Cachan, France—Squeezed on a row of narrow mattresses, hundreds of African immigrants are refusing to move from a gym outside Paris, fuelling a heated immigration debate ahead of the 2007 presidential election.
Police evicted several hundred people from France’s largest squat two weeks ago, causing an outcry among rights groups who denounced the move as a “media stunt” by Interior Minister Nicolas Sarkozy to underline his tough immigration stance.
Dozens of illegal immigrants were arrested to be sent back to their country of origin and others agreed to be housed in hotels. But several hundred squatters vowed to stay in the overcrowded gym until authorities find them permanent homes.

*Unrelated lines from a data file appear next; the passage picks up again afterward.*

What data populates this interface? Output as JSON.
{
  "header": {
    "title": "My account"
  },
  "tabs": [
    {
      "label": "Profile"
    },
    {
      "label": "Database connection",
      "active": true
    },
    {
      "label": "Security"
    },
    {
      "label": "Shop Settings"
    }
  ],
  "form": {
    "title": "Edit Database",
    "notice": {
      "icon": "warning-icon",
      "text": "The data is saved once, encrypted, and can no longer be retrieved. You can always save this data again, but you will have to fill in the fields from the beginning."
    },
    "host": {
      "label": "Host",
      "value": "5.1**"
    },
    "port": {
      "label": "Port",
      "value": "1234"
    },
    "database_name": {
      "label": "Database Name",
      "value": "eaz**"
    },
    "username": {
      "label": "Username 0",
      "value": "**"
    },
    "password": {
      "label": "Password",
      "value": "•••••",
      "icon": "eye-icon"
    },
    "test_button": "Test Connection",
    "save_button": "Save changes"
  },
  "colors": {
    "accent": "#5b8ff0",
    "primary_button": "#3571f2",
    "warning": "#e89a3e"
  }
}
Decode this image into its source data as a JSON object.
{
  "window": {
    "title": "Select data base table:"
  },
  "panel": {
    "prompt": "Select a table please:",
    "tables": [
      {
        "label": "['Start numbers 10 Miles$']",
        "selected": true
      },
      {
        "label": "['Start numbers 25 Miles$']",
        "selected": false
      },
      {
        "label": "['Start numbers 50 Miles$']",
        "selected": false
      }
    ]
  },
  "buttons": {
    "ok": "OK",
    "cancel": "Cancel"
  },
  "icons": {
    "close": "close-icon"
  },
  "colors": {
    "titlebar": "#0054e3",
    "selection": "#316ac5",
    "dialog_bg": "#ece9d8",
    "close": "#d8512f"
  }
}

“How would I cook my children dinner in a hotel room?” said Fanta Doumbir, sitting on a tiny mattress she shares with her three small sons.
“All I want is a home and some dignity,” said the 29-year-old who came as a refugee from Ivory Coast in 2003.
“Before coming here, I always painted France as this great country, where everything is possible. Like in a film, a country of rights,” she said, looking across what looks like a refugee camp with clothes, toys and food strewn across the floor.
Doumbir said she had moved into the squat because she had been unable to find an apartment despite her residency papers, a fate shared by thousands of poor French and immigrant families crammed into shabby hotels or living with friends.
Some 300,000 families are waiting for state-subsidised housing in the greater Paris region, officials say.
EYEING THE ELECTION
Immigration and poverty are set to be major issues in the 2007 poll after angry youths—many of them descendants of immigrants—rioted in poor suburbs last year.
Sarkozy, the conservatives’ presidential frontrunner, tightened French immigration rules in reaction to the riots and decided to expel thousands of illegal immigrants this year.
Socialist frontrunner Segolene Royal criticised the evacuation as a publicity stunt and said many occupants were doing menial jobs that long-standing French residents did not want.
“If Madame Royal wants us to accept all illegal immigrants . . . she should tell the French that,” Sarkozy riposted.
There are some 4.9 million immigrants resident in France, official data show. Officials estimate between 200,000 and 400,000 illegal foreigners live in the country.